The result is bumper-to-bumper traffic for up to 160 kilometers as thousands of motorists flee the area. Texas governor Rick Perry has had to dispatch fuel trucks along the evacuation route as slow moving traffic has caused hundreds of motorists to run out of gas.
The governor says people started evacuating almost 48 hours before Rita is expected to hit land in the largest evacuation in Texas history -- prompted partly by the experience of those who did not flee Hurricane Katrina in time. "I think we all learn every time there is an event of any size, this is a big one,” said the governor. “And I hope we've learned well. Because we are going to be tested and tested severely."
Hurricane Rita has been downgraded to a Category 4 hurricane, but coming so soon after Hurricane Katrina, it has the potential to be one of the most devastating hurricanes ever to hit the U.S. In Washington Thursday, President George Bush said the government is ready to respond after the hurricane hits land, which could be late Friday or early Saturday morning. "This is a big storm. And it's really important for our citizens there on the Texas coast to follow the instructions of the local authorities,” President Bush said.

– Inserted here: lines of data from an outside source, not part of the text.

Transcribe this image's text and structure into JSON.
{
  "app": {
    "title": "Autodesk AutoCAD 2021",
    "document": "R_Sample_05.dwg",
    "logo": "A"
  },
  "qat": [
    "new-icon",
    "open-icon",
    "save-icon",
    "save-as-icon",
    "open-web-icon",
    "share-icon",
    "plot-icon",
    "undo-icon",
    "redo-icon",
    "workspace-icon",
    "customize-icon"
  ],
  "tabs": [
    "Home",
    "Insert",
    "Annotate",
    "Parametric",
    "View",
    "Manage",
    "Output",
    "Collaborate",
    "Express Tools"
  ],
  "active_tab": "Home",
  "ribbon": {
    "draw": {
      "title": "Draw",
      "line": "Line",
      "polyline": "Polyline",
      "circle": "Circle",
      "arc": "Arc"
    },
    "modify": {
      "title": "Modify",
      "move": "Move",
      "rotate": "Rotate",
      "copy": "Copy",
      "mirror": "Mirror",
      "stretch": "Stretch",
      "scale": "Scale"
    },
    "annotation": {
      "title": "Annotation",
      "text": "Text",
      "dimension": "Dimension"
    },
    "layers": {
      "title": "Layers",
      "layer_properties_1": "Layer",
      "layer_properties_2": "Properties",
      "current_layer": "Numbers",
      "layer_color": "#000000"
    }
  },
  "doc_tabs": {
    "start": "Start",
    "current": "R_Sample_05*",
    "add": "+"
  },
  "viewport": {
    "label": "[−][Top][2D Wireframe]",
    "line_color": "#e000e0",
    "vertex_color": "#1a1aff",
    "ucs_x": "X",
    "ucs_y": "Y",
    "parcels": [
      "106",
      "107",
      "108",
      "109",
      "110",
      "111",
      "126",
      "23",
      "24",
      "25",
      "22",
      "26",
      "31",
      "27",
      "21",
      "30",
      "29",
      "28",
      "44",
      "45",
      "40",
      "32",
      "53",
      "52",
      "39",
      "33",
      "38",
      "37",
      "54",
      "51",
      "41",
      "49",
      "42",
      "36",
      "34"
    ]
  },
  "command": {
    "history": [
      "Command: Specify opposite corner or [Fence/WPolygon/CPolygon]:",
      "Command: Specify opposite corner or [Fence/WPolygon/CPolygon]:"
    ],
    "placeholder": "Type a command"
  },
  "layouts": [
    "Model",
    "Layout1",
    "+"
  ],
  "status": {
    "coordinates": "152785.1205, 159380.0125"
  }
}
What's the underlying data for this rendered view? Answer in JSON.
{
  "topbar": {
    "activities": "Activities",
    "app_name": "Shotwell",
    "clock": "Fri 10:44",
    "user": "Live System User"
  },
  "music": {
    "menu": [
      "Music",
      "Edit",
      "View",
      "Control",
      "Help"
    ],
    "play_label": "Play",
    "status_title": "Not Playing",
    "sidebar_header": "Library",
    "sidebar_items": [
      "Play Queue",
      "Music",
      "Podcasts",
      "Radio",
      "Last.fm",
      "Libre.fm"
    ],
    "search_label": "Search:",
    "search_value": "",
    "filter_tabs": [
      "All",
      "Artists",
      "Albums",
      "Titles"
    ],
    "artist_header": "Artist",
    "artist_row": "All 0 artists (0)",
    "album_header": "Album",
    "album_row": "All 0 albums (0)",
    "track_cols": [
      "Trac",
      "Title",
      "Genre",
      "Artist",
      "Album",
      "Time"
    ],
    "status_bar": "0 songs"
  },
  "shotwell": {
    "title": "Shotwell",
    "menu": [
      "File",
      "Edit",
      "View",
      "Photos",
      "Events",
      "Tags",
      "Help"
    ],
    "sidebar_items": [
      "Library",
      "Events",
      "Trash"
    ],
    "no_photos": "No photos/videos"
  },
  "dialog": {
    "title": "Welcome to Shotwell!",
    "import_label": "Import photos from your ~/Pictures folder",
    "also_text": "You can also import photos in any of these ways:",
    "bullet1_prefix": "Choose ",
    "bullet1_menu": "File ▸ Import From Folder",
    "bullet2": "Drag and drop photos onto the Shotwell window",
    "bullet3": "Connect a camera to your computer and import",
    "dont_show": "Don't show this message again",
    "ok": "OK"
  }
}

“Officials at every level of government are preparing for the worst. Our armed forces have pre-positioned troops. We have resources there to help the federal, state and local officials to respond swiftly and effectively."
President Bush said the federal government is still assessing the damage from Hurricane Katrina, which slammed into Louisiana on August 29th. The concern now is that Rita may hit Louisiana again.
Mr. Bush said if Rita does hit the state, people are better prepared for this disaster. "But I think the biggest difference is people are aware of the danger of these storms and people are responding at all levels of government." The president's comments referred to the slow response to Hurricane Katrina from federal and local governments.
The Federal Emergency Management Agency, or FEMA, charged with responding to disasters, came under fire for its lack of response and failure to get federal help to Katrina victims quickly.
FEMA Director Michael Brown resigned as a result. David Paulison replaced Mr. Brown as Acting Director of FEMA. He says the agency is already getting supplies and personnel to the region for the initial response once Rita passes. Mr. Paulison told a news conference, "We're looking for 45 truck loads of water, 45 truckloads of ice and 25 truckloads of food. And we are well within our realm to get all of those on the ground and in place to make sure they're ready to distribute as soon as the storm clears landfall and the winds start dying down."
Hurricane hunters have flown into the eye of the hurricane to gather data about the storm. They say it could be the strongest storm on record, but the path Hurricane Rita is traveling, which is 9 kilometers an hour, remains unpredictable. Rita's winds have been clocked as high as 282 kilometers an hour.